His 1914 (Mons) Star, British War Medal, Victory Medal and a George VI Coronation Medal were sold together with a full miniature medals set, a booklet containing the VC dinner menu and listing, signed by Edward VIII, along with an invitation to Sergeant J & Mrs Upton for an afternoon party on Saturday, June 26, 1920, at Buckingham Palace.

Estimated at £2000-3000 on February 15 as part of the four-day Macclesfield auction , they did rather better in selling at £14,400. The medal group was consigned by Upton’s grandson.


Upton is also shown wearing his VC (photo kindly provided by the Museum of the Mercian Regiment).

James Whitbread Upton (1888-1949) was born in Lincoln. He enlisted with the 4th Sherwood Foresters at Derby in 1906 and served in Ireland and India until the war broke out.

He went to France on November 4, 1914. On May 9, 1915, at Rouges Bancs in France during the Battle of Aubers, Upton rescued wounded men while exposed to rifle and artillery fire, going close to the enemy’s parapet. One wounded man was killed by a shell while the corporal was carrying him.

When not actually carrying the wounded he was engaged in dressing and bandaging the serious cases in front of the British trench.

Corporal Upton was presented with his VC ribbon by Major General Sir Francis Davies, GOC 8th Division, near Sailly, France, on July 8, 1915.

He returned to England on July 14 and his VC was presented by King George V at Windsor Castle 10 days later.

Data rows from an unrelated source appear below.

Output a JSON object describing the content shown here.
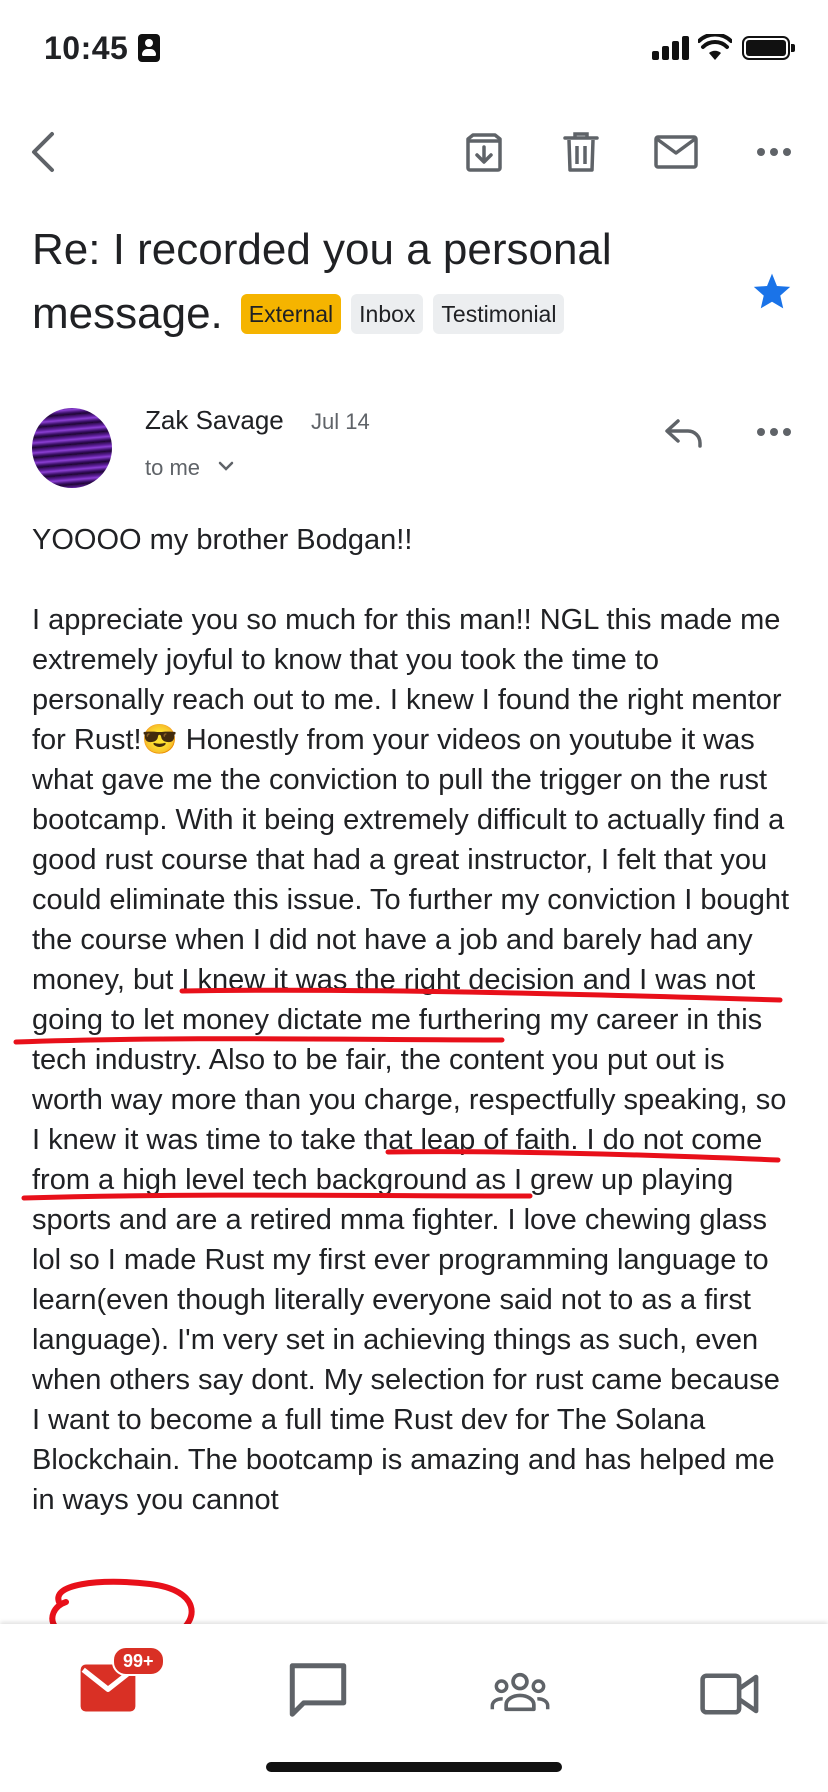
{
  "status_bar": {
    "time": "10:45"
  },
  "toolbar": {
    "back_icon": "arrow-back-icon",
    "archive_icon": "archive-icon",
    "delete_icon": "trash-icon",
    "mark_unread_icon": "mail-icon",
    "more_icon": "more-horizontal-icon"
  },
  "email": {
    "subject_line1": "Re: I recorded you a personal",
    "subject_line2": "message.",
    "labels": [
      "External",
      "Inbox",
      "Testimonial"
    ],
    "starred": true,
    "sender": "Zak Savage",
    "date": "Jul 14",
    "recipient": "to me",
    "greeting": "YOOOO my brother Bodgan!!",
    "body_parts": [
      " I appreciate you so much for this man!! NGL this made me extremely joyful to know that you took the time to personally reach out to me. I knew I found the right mentor for Rust!",
      "😎",
      " Honestly from your videos on youtube it was what gave me the conviction to pull the trigger on the rust bootcamp. With it being extremely difficult to actually find a good rust course that had a great instructor, I felt that you could eliminate this issue. To further my conviction",
      " I bought the course when I did not have a job and barely had any money",
      ", but I knew it was the right decision and I was not going to let money dictate me furthering my career in this tech industry. Also to be fair, ",
      "the content you put out is worth way more than you charge",
      ", respectfully speaking, so I knew it was time to take that leap of faith. I do not come from a high level tech background as I grew up playing sports and are a retired mma fighter. I love chewing glass lol so I made Rust my first ever programming language to learn(even though literally everyone said not to as a first language). I'm very set in achieving things as such, even when others say dont. My selection for rust came because I want to become a full time Rust dev for The Solana Blockchain. The bootcamp is amazing and has helped me in ways you cannot"
    ]
  },
  "bottom_nav": {
    "mail_badge": "99+",
    "items": [
      "mail-icon",
      "chat-icon",
      "spaces-icon",
      "meet-icon"
    ]
  },
  "colors": {
    "label_external": "#f5b400",
    "star": "#1a73e8",
    "annotation": "#e8101a",
    "mail_active": "#d93025"
  }
}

Miniature medals were not officially issued and had to be bought by the recipient. Half-size, they were usually worn for formal social occasions where the full size would be awkward – on mess dress uniforms and at black tie and suit functions, for example.